Environmental tidbits from off-Island
Writing the Story of Our Climate Future
For wayyyy too many years, journalism focused on debating climate change, despite widespread scientific consensus on its impact. More recently, many mainstream journalists shifted to the reality of climate change, but delivered as doomsday scenarios. It seems, however, that a new journalistic dawn has arrived. Climate reporting is, at long last, focused on solutions. According to Columbia Journalism Review, “The new climate solutions journalism takes climate change’s reality and importance as given, and goes forward from there, in what feels like a healthy human decision to endure, even on a grievously injured planet. ‘There was a lot of reporting about how bad it was,’ says Gimlet co-founder Alex Blumberg, who co-hosts How to Save a Planet (available on Spotify) with Dr. Ayana Elizabeth Johnson. Such reporting, he adds, was necessary. ‘But my question was, What should we do about it? Should we just throw up our hands and die?’

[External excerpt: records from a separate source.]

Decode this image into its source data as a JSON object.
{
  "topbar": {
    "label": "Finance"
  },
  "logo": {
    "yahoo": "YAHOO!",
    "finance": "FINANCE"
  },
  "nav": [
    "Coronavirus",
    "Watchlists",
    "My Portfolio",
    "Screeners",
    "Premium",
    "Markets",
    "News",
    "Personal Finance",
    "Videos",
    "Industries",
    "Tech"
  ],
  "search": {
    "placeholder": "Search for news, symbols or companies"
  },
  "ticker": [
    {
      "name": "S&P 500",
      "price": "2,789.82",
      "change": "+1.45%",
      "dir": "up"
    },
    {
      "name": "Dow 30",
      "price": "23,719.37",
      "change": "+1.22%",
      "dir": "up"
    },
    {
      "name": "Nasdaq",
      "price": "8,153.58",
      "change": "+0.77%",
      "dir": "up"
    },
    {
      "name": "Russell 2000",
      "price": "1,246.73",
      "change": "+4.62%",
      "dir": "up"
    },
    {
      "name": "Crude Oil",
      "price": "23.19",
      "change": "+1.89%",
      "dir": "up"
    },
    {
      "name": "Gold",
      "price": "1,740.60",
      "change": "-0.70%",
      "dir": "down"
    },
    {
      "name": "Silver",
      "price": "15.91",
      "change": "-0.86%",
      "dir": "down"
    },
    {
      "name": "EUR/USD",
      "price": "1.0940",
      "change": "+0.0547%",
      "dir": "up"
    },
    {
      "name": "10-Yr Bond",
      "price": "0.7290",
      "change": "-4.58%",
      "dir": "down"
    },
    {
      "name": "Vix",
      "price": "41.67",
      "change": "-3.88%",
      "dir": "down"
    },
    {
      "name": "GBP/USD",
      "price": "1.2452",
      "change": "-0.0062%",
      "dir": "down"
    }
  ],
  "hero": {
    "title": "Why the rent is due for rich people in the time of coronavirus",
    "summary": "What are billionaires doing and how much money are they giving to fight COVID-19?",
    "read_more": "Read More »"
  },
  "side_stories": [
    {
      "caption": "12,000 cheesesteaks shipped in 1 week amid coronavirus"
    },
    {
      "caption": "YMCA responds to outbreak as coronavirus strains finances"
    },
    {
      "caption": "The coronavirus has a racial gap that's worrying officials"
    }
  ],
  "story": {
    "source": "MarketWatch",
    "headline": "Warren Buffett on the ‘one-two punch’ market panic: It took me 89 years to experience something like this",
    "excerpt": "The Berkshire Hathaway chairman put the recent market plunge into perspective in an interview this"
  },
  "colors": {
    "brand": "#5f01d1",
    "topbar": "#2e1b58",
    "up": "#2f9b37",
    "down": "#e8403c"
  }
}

“But focusing on climate solutions is not just an editorial decision or psychological best practice. It’s a response to real political, technical, and business solutions, which quixotically ripened during the Trump administration and gave climate journalists fresh stories to tell.”
Our Answer Is Blowing in the Wind
The news is coming fast and furious. Oil and gas stocks in free fall. Entire countries divesting from fossil fuels. And this, from the New Yorker: “If you want real hope, the best place to look may be a little-noted report from the London-based think tank Carbon Tracker Initiative. Titled The Sky’s the Limit, it begins by declaring that ‘solar and wind potential is far higher than that of fossil fuels, and can meet global energy demand many times over.’”
But while that’s not news to those who’ve been paying attention, it’s accompanied by the rapidly growing affordability of solar and wind. What used to be prohibitively expensive is now, often, cheaper than fossil fuels. The New Yorker puts it this way: “That’s what has shifted — and so quickly and so dramatically that most of the world’s politicians are now living on a different planet than the one we actually inhabit.”
Where’s the Beef?
When Epicurious recently announced that it would no longer be producing recipes that included beef, they reasoned that “almost 15 percent of greenhouse gas emissions globally come from livestock (and everything involved in raising it); 61 percent of those emissions can be traced back to beef. Cows are 20 times less efficient to raise than beans, and roughly three times less efficient than poultry and pork. It might not feel like much, but cutting out just a single ingredient — beef — can have an outsize impact on making a person’s cooking more environmentally friendly.”
This was not, Epicurious insisted, a vendetta against cattle ranchers or even those who eat cows, but a pragmatic response to a global crisis. Not long after, one of the world’s most famous restaurants, Eleven Madison Park in New York City, announced that it, too, was taking meat off its customers’ plates.
There has been, of course, the usual Sturm und Drang that emerge each time some folks feel that their hamburgers are threatened. But the increased momentum and normalization of meat-free eating is good for our planet, no matter how you slice it.